● **Aim of the exercise**
All of the records shown below need to be copied with no differences.

● **Record set**

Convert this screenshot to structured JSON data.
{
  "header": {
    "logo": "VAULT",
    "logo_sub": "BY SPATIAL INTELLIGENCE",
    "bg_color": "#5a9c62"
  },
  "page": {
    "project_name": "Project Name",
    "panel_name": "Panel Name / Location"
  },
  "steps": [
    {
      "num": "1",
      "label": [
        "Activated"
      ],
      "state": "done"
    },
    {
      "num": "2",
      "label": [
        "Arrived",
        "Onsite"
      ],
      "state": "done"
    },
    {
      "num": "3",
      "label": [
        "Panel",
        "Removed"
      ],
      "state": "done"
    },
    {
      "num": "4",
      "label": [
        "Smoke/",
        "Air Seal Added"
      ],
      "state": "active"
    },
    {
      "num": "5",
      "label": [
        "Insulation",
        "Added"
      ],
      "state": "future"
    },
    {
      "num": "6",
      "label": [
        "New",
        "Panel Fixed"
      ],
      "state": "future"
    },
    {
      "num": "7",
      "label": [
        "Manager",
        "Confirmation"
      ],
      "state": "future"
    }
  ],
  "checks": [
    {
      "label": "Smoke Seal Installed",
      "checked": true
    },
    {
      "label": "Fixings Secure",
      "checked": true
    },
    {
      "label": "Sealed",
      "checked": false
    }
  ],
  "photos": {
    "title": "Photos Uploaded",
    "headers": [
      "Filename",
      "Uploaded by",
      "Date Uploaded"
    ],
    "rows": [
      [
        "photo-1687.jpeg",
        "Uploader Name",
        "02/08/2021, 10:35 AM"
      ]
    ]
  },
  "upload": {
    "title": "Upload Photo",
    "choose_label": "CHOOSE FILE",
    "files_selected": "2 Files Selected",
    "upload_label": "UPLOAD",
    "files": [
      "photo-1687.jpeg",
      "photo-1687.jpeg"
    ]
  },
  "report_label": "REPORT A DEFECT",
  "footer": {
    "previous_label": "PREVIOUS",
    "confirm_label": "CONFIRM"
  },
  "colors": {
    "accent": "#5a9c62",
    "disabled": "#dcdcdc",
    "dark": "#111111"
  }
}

● **Expected answer**
Convert this screenshot to structured JSON data.
{
  "header": {
    "logo": "VAULT",
    "logo_sub": "BY SPATIAL INTELLIGENCE",
    "bg_color": "#5a9c62"
  },
  "page": {
    "project_name": "Project Name",
    "panel_name": "Panel Name / Location"
  },
  "steps": [
    {
      "num": "1",
      "label": [
        "Activated"
      ],
      "state": "done"
    },
    {
      "num": "2",
      "label": [
        "Arrived",
        "Onsite"
      ],
      "state": "done"
    },
    {
      "num": "3",
      "label": [
        "Panel",
        "Removed"
      ],
      "state": "done"
    },
    {
      "num": "4",
      "label": [
        "Smoke/",
        "Air Seal Added"
      ],
      "state": "active"
    },
    {
      "num": "5",
      "label": [
        "Insulation",
        "Added"
      ],
      "state": "future"
    },
    {
      "num": "6",
      "label": [
        "New",
        "Panel Fixed"
      ],
      "state": "future"
    },
    {
      "num": "7",
      "label": [
        "Manager",
        "Confirmation"
      ],
      "state": "future"
    }
  ],
  "checks": [
    {
      "label": "Smoke Seal Installed",
      "checked": true
    },
    {
      "label": "Fixings Secure",
      "checked": true
    },
    {
      "label": "Sealed",
      "checked": false
    }
  ],
  "photos": {
    "title": "Photos Uploaded",
    "headers": [
      "Filename",
      "Uploaded by",
      "Date Uploaded"
    ],
    "rows": [
      [
        "photo-1687.jpeg",
        "Uploader Name",
        "02/08/2021, 10:35 AM"
      ]
    ]
  },
  "upload": {
    "title": "Upload Photo",
    "choose_label": "CHOOSE FILE",
    "files_selected": "2 Files Selected",
    "upload_label": "UPLOAD",
    "files": [
      "photo-1687.jpeg",
      "photo-1687.jpeg"
    ]
  },
  "report_label": "REPORT A DEFECT",
  "footer": {
    "previous_label": "PREVIOUS",
    "confirm_label": "CONFIRM"
  },
  "colors": {
    "accent": "#5a9c62",
    "disabled": "#dcdcdc",
    "dark": "#111111"
  }
}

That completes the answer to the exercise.